https://www.mqmentalhealth.org/


Your neurodiverse (Aspie) score: 133 of 200
Your neurotypical (non-autistic) score: 47 of 200
You are very likely neurodiverse (Aspie)


Earthbound_Alien
Velociraptor
Velociraptor

Joined: 30 Jul 2017
Gender: Female
Posts: 434

12 May 2021, 1:19 am

Twice exceptional.

Ahead of my same age peers in some ways but behind in others.

Ie moral development ahead, emotional development behind.

Intellectually I performed well, socially I was and always have been a complete idiot.



vividgroovy
Blue Jay
Blue Jay

Joined: 20 Dec 2018
Gender: Male
Posts: 85
Location: Santa Maria, CA

12 May 2021, 6:53 am

I talked before I could walk and I could read at a very young age. When my first kindergarten teacher found out I could already read, she complained to my mother that I would have to be "un-taught" and "re-taught the right way." Luckily, I switched schools after that and got a much nicer teacher. I was put in a group for advanced readers, but I quickly found out this just meant more work for me and asked to stop.

Once, we were given the assignment to read "Mrs. Frisby and the Rats of NIMH" and look up all the words we didn't know in the dictionary. I didn't know what to do because I knew all the words.

Meanwhile, I always hated math. I would always forget to carry the one or some silly mistake and I would wind up with the wrong answer. Also, the tests were timed and I couldn't do the problems fast enough. Every problem I didn't answer was marked wrong. What school wanted from me most of the time was to do a lot of boring things really, really fast. (That's what every job I've ever had has been like as well.)

Socially, I had little in common with my sports-loving peers and spent most of recess re-enacting scenes from movies.

When I was eight, I passed the test to get into the "GATE program" for advanced students. My teacher and the school psychiatrist called my mother in to discuss this, but instead used the meeting to complain about the fact that she walked me to class, which I guess I was supposed to be too old for.

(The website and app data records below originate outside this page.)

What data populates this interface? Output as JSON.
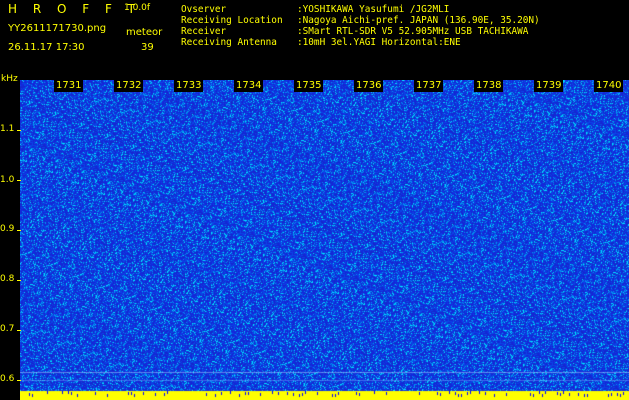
{
  "header": {
    "app_title": "H R O F F T",
    "version": "1.0.0f",
    "filename": "YY2611171730.png",
    "meteor_label": "meteor",
    "datetime": "26.11.17 17:30",
    "meteor_count": "39"
  },
  "info": [
    {
      "key": "Ovserver",
      "value": ":YOSHIKAWA Yasufumi /JG2MLI"
    },
    {
      "key": "Receiving Location",
      "value": ":Nagoya Aichi-pref. JAPAN (136.90E, 35.20N)"
    },
    {
      "key": "Receiver",
      "value": ":SMart RTL-SDR V5 52.905MHz USB TACHIKAWA"
    },
    {
      "key": "Receiving Antenna",
      "value": ":10mH 3el.YAGI Horizontal:ENE"
    }
  ],
  "y_axis": {
    "unit": "kHz",
    "ticks": [
      "1.1",
      "1.0",
      "0.9",
      "0.8",
      "0.7",
      "0.6"
    ]
  },
  "x_axis": {
    "ticks": [
      "1731",
      "1732",
      "1733",
      "1734",
      "1735",
      "1736",
      "1737",
      "1738",
      "1739",
      "1740"
    ]
  },
  "colors": {
    "text": "#ffff00",
    "background": "#000000",
    "noise_base": "#1a2fd8",
    "noise_hot": "#00e5ff"
  }
}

When I was 10, I started home-schooling, which I preferred. However, I continued to hate math and anything related to it. My mother and stepfather, who both loved math in school, said I should view it as a challenge, but it was one I had no interest in undertaking. They also commented on how "scary" it was that I could sit there with a algebra problem just "spinning my wheels," unable to understand the process. I fantasized about dissolving my Chemistry textbook in acid, but I never got around to it. I did, at one point, become so frustrated that I tore out a page, crumbled it up and spit on it.

When I took the G.E.D. at 18, I tested in the 90th+ percentile in every area except math, though I also performed decently in that.

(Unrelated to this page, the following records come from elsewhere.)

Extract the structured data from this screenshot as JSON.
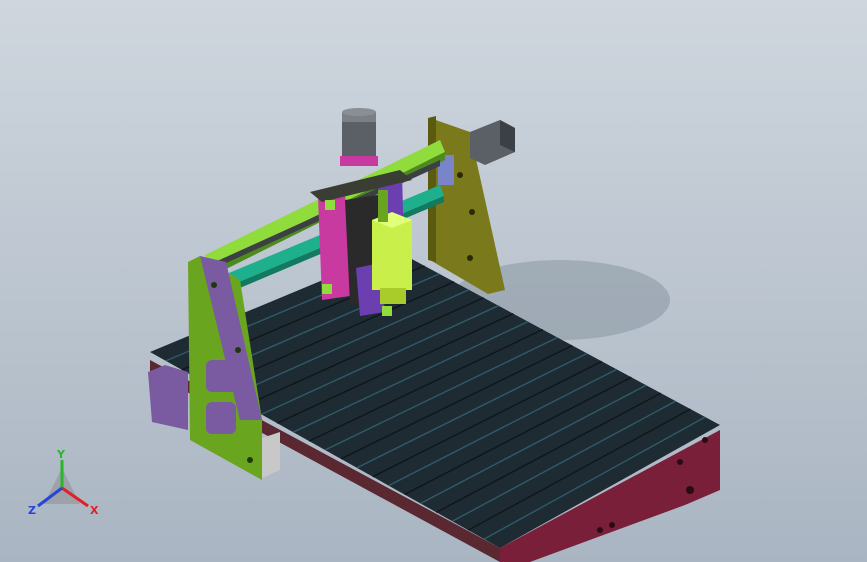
{
  "view": {
    "background_top": "#cfd6de",
    "background_bottom": "#a9b5c2"
  },
  "model": {
    "components": [
      "table-bed",
      "t-slot-extrusions",
      "base-frame",
      "left-gantry-plate",
      "right-gantry-plate",
      "x-axis-rails",
      "x-axis-stepper-motor",
      "z-axis-stepper-motor",
      "z-carriage",
      "spindle"
    ],
    "colors": {
      "bed_slots": "#1e2b33",
      "base_frame": "#7a1f3a",
      "gantry_plate": "#6aa51f",
      "gantry_plate_accent": "#7a5aa0",
      "right_plate": "#7a7a1c",
      "rail": "#8fdc3c",
      "rail_teal": "#1eb08c",
      "spindle": "#c9f04a",
      "motor": "#5b5f66",
      "z_carriage": "#c83aa0",
      "z_carriage_purple": "#6b3fb0"
    }
  },
  "triad": {
    "x_label": "X",
    "y_label": "Y",
    "z_label": "Z",
    "x_color": "#e0202a",
    "y_color": "#2bb52b",
    "z_color": "#2a44d8"
  }
}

Joe90
Veteran
Veteran

User avatar

Joined: 23 Feb 2010
Gender: Female
Posts: 20,153
Location: South-East England

12 May 2021, 2:20 pm

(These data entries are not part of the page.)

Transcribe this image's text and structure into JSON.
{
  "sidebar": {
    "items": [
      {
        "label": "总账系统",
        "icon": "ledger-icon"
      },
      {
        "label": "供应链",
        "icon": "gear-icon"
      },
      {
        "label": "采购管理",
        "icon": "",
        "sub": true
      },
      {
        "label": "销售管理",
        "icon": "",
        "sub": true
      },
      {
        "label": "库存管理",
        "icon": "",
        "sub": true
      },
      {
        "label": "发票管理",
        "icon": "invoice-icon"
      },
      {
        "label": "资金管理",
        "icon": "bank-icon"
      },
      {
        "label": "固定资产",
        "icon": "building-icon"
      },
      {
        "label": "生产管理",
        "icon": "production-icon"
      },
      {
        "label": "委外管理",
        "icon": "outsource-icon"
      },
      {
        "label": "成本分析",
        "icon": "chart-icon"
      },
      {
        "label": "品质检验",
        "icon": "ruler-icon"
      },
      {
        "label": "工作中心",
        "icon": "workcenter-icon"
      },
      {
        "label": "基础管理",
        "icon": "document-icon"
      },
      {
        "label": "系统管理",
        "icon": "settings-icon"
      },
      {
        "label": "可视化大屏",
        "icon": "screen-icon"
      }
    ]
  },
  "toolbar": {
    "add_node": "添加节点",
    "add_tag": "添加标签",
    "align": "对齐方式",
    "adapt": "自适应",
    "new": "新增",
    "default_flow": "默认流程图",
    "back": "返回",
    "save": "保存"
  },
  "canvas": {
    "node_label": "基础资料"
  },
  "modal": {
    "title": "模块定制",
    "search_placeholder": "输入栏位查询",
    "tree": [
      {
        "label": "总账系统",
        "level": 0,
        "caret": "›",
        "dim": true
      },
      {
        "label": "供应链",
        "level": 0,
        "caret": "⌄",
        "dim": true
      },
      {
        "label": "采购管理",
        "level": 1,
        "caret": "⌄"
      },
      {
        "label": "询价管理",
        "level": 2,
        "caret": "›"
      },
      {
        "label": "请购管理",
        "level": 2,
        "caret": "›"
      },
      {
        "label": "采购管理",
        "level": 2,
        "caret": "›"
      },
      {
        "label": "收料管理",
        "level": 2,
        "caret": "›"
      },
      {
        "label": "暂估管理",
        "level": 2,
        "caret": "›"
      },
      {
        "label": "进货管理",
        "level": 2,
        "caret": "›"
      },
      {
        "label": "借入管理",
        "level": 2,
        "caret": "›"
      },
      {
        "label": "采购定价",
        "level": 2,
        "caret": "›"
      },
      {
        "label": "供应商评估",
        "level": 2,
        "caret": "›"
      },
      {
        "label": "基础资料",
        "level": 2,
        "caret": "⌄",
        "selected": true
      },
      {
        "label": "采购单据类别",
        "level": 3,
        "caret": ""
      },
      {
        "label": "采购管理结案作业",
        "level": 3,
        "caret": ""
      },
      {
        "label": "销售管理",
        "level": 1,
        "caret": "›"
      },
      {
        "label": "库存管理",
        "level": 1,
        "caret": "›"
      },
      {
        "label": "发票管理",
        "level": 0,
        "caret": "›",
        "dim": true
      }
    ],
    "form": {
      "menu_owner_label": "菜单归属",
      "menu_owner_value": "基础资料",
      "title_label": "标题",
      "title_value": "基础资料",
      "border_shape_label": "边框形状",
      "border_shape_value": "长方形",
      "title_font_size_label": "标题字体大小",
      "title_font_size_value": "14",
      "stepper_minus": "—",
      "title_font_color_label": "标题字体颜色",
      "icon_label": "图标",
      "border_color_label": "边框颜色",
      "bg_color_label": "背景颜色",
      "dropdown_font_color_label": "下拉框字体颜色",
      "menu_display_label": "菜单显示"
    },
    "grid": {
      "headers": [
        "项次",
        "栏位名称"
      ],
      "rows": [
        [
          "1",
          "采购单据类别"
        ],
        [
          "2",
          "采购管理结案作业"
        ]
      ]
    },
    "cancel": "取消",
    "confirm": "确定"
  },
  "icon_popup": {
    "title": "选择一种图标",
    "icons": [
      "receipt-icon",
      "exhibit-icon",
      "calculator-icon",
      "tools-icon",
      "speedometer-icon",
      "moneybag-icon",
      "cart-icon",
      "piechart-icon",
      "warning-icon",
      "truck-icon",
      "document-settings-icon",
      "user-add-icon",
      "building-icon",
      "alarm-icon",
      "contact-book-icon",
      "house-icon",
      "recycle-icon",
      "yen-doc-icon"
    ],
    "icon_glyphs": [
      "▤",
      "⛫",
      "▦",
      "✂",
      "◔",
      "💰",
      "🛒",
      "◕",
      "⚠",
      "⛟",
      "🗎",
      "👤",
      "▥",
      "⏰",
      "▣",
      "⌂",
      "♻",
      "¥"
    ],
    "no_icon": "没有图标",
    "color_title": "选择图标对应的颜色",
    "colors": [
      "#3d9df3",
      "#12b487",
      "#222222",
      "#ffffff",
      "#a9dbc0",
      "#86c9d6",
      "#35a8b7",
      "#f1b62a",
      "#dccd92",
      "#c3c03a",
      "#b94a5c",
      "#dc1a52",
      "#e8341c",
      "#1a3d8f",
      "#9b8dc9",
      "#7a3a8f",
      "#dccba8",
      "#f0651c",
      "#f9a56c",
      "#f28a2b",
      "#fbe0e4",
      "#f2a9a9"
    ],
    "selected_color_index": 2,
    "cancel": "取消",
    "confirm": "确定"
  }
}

Nope, just hyperactive, emotional, whiny and wimpy.


_________________
Female
Aged 31
On antidepressants
Have ASD, ADHD and anxiety disorder
Empathy score: 61 out of a possible 80. (High)


longshot
Veteran
Veteran

User avatar

Joined: 4 Dec 2018
Gender: Male
Posts: 4,418
Location: In some fictional location

13 May 2021, 7:10 pm

Well, as often I say to people in my life be it online or offline; I was, never gifted in fact, I tended to flounder while in school overall, as there were no means of help for me till, I was in high school and beyond, yet that was not substantial. Anyways, I feel many autistic people have a great many unused abilities and talents overall that, go unrecognized initially.


_________________
I need serenity
In a place where I can hide
I need serenity
Nothing changes, days go by


Nades
Veteran
Veteran

Joined: 8 Jan 2017
Age: 1930
Gender: Male
Posts: 659
Location: wales

15 May 2021, 1:01 pm

Nope I wasn't at all. I was put into special needs for the first two years of high school. I went into mainstream in the end and passed with strangely a higher than average amount of GCSE's and got passes in all but one.

Gifted or not I think it matters little in the long run. I think not shying away from challenges and life experiences will do far more good for an aspie than being gifted. The aspies who are the worst emotional wrecks I've seen throughout my life are the ones that were aggressively molly coddled to the point of being made mentally disabled.